If you've still got leftover solar eclipse fever from 2017, don't fret: There's another one coming next week.
But there's a catch – you'll have to hop on a plane to see it.
On July 2, a total eclipse of the sun will be visible in portions of South America, weather permitting. The path of the eclipse, which moves from west to east, "starts in the South Pacific near Pitcairn Island and ends over land, having touched just two countries: Chile and Argentina," according to Astronomy magazine.
Specifically, the sun will disappear along a narrow track that stretches from Chile’s coast to just south of Buenos Aires, Argentina's capital and largest city.
"Totality will first make landfall in South America on the coast of Chile near the city of La Serena at 4:39 p.m. on July 2," Space.com said.
La Serena, population 200,000, is about 250 miles north of Santiago, Chile's capital and largest city. Santiago residents will have to drive over 5 hours north to see the spectacle, Astronomy magazine said.
After that, the moon's shadow will cross the Andes Mountains and graze the city of San Juan, Argentina.
Then, as the eclipse moves east across Argentina, it will slide just south of the cities of Cordoba and Buenos Aires before heading back out to the Atlantic Ocean just before sunset at 5:40 p.m.
Though the total eclipse will be visible in the southern suburbs of Buenos Aires, the sun will be setting and thus very close to the horizon.
As a refresher, during a total solar eclipse, the moon blocks the sun, turning day to an eerie twilight.
This is what the corona will likely resemble during the #eclipse on July 2nd.— Matthew Cappucci (@MatthewCappucci) June 22, 2019

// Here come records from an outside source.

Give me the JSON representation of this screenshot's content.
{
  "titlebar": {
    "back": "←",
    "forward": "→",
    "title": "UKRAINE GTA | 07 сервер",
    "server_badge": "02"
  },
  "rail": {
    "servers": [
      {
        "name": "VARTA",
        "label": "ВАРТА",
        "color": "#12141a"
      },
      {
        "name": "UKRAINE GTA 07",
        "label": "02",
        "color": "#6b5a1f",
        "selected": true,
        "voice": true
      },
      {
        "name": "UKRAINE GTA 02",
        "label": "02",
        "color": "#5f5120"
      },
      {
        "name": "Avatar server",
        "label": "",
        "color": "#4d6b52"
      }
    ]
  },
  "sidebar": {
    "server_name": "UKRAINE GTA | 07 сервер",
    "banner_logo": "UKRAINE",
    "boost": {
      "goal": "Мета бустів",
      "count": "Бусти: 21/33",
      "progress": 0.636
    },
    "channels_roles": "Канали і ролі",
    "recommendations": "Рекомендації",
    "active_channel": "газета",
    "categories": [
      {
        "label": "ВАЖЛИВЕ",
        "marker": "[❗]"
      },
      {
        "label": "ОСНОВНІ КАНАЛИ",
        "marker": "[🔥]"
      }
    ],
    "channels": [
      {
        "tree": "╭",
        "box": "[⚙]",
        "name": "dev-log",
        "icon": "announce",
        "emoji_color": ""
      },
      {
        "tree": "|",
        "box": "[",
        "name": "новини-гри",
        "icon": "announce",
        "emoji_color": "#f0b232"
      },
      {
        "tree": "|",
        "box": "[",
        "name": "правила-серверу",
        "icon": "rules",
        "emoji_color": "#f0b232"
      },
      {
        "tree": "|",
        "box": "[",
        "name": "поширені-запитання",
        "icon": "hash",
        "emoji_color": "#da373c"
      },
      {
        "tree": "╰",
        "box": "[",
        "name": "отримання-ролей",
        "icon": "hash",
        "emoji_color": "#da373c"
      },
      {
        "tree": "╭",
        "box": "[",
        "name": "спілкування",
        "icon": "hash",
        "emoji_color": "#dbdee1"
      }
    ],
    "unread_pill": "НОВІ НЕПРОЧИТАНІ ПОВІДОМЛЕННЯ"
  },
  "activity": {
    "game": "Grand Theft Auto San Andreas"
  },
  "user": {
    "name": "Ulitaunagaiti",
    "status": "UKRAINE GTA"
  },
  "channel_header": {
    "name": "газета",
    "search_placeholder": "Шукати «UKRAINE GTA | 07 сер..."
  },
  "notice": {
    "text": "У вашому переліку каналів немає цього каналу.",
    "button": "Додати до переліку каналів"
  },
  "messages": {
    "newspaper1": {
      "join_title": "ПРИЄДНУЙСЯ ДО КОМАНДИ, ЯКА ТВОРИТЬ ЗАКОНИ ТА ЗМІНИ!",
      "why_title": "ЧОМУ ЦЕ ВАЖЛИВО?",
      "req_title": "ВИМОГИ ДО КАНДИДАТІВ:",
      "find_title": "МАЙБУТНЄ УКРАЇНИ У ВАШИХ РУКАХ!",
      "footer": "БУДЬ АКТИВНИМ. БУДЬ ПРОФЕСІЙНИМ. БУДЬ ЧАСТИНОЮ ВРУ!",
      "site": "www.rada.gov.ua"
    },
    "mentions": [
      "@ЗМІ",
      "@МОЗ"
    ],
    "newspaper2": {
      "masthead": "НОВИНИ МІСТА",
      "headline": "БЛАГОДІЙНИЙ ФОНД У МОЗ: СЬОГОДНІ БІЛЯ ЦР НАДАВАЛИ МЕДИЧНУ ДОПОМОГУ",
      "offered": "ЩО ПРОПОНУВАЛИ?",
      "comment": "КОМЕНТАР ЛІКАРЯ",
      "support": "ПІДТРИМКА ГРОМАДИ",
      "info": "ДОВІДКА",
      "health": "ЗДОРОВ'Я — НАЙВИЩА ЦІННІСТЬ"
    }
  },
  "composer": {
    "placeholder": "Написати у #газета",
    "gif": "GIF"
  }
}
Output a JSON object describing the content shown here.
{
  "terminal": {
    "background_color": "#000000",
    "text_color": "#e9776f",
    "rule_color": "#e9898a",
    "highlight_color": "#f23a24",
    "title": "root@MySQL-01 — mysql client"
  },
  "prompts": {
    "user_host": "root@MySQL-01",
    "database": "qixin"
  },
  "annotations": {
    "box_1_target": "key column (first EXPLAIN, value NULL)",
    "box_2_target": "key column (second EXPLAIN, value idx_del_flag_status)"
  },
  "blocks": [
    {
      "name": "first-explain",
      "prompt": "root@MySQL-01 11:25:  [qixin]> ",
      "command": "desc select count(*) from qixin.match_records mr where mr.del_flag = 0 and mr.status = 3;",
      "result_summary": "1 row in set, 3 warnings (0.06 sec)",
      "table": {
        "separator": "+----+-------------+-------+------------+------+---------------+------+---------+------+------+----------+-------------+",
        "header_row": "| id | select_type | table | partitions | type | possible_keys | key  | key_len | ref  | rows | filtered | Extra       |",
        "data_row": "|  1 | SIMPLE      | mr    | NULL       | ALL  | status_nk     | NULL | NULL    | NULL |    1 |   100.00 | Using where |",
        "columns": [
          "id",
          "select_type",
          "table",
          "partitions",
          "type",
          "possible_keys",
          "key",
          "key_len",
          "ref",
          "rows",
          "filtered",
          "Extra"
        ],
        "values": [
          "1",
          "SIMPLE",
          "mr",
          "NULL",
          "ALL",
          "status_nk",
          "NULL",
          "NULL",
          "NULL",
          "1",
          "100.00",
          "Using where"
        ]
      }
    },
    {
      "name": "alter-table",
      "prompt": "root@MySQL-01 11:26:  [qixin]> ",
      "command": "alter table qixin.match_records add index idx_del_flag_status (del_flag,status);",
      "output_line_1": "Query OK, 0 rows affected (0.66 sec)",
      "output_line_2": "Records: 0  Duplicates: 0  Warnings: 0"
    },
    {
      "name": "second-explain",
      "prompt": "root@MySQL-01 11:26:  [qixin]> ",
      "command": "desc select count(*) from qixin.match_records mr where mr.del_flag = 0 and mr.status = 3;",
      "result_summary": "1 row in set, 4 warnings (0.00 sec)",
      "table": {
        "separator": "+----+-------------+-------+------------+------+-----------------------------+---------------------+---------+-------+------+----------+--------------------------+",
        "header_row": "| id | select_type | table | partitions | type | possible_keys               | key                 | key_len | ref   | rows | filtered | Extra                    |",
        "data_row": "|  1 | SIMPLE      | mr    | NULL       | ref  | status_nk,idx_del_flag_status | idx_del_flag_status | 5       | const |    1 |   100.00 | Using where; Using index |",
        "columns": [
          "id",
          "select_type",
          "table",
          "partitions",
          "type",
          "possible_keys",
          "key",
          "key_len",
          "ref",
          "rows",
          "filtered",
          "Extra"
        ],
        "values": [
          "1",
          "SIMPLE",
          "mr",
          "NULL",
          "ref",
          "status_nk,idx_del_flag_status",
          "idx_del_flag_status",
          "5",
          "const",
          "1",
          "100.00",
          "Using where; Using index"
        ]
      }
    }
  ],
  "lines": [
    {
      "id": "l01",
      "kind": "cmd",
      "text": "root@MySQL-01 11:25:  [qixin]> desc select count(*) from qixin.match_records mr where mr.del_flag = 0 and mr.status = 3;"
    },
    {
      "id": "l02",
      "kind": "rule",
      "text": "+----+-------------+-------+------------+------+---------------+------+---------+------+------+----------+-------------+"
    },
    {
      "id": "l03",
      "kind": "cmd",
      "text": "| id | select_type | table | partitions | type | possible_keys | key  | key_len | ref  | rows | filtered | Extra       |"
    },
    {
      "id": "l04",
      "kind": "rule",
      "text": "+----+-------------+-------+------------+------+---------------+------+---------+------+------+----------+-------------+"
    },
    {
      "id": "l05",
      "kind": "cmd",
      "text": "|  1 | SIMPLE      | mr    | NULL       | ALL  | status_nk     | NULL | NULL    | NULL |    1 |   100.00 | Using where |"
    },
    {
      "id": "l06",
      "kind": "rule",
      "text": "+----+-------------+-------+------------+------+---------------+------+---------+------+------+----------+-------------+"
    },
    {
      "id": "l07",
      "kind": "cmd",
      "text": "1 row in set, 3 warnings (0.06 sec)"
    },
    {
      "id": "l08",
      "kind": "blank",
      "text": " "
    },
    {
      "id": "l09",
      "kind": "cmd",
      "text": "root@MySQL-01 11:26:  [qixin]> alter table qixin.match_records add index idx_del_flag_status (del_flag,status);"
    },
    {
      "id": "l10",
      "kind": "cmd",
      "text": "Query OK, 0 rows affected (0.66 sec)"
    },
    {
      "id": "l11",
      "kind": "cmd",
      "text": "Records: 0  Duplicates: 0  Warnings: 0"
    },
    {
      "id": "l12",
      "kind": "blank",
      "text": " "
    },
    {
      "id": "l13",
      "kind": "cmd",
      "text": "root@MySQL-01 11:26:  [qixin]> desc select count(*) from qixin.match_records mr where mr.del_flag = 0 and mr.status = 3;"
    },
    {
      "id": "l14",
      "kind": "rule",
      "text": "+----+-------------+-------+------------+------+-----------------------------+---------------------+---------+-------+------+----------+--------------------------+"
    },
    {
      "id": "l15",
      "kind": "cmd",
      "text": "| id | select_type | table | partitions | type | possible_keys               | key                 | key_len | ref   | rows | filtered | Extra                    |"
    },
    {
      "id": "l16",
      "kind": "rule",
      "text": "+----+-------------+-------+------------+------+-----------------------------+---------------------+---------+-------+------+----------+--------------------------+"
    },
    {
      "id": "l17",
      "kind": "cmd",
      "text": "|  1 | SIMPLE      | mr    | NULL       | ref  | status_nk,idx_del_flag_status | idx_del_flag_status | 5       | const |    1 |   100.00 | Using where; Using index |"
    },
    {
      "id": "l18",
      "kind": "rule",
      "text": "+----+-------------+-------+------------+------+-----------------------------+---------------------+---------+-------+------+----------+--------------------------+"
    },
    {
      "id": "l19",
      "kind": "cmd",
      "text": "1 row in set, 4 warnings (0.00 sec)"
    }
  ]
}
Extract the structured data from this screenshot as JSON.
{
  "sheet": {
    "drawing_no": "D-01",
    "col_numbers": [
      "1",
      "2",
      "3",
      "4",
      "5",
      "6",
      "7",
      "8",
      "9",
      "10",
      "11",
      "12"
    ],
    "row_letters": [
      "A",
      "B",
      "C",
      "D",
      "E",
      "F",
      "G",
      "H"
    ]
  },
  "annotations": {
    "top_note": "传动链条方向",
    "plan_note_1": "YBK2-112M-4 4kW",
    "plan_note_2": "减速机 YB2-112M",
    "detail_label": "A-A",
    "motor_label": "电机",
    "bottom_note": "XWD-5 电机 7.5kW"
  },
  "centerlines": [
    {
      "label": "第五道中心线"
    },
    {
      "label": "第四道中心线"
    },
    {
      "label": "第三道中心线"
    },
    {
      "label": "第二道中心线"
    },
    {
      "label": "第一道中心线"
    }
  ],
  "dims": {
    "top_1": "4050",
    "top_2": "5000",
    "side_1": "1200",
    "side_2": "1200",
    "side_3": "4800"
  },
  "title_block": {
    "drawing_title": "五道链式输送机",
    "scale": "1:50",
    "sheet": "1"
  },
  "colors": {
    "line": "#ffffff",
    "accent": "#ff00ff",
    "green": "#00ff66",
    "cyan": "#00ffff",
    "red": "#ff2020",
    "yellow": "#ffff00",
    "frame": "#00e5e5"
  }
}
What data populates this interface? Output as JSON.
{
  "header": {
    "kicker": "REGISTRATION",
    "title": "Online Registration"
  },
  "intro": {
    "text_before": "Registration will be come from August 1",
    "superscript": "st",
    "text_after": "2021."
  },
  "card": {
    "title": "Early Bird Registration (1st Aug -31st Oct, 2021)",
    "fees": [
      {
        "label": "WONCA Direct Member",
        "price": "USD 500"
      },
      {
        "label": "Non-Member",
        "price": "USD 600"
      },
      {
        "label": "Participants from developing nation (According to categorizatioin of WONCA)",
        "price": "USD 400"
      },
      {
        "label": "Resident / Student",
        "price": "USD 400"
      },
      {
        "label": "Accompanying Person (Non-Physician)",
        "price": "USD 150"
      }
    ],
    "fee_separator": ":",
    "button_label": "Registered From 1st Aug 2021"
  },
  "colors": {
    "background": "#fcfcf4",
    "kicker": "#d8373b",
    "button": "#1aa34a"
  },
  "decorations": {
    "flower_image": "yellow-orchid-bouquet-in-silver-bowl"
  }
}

Why not a more dynamic corona? We’re at solar minimum, meaning — save for connecting field lined between the poles — we have few regions of magnetic flux or any coronal loops. https://t.co/0YAq3GT9QI pic.twitter.com/mM4qVtVR94
If you do venture down to South America, keep this in mind: Never look directly at the sun, except during the brief moments of totality. NASA said the only safe way to look directly at the uneclipsed or partially eclipsed sun is through special-purpose solar filters, such as “eclipse glasses.
It's the Earth's first total solar eclipse "since the Great American Total Eclipse of 2017," according to EclipseWise.com.
Here in the U.S., the next total solar eclipse will be on April 8, 2024, and it will be visible from Texas to New England. Big U.S. and Canadian cities in the path of the 2024 eclipse include Austin, Texas; Dallas; Indianapolis; Cleveland; Buffalo, New York; and Montreal.
What are your plans for 2 July? We're celebrating 50 years of La Silla Observatory #LaSilla50Years and a Total Solar Eclipse #LaSillaTSE. Watch our live webcast of the eclipse at https://t.co/bXJPfeOhji (photo simulation) https://t.co/yZrGz0ands pic.twitter.com/ocnCIlYPr7— ESO (@ESO) June 24, 2019
This article originally appeared on USA TODAY: Yes, there's a total solar eclipse coming next week ... in South America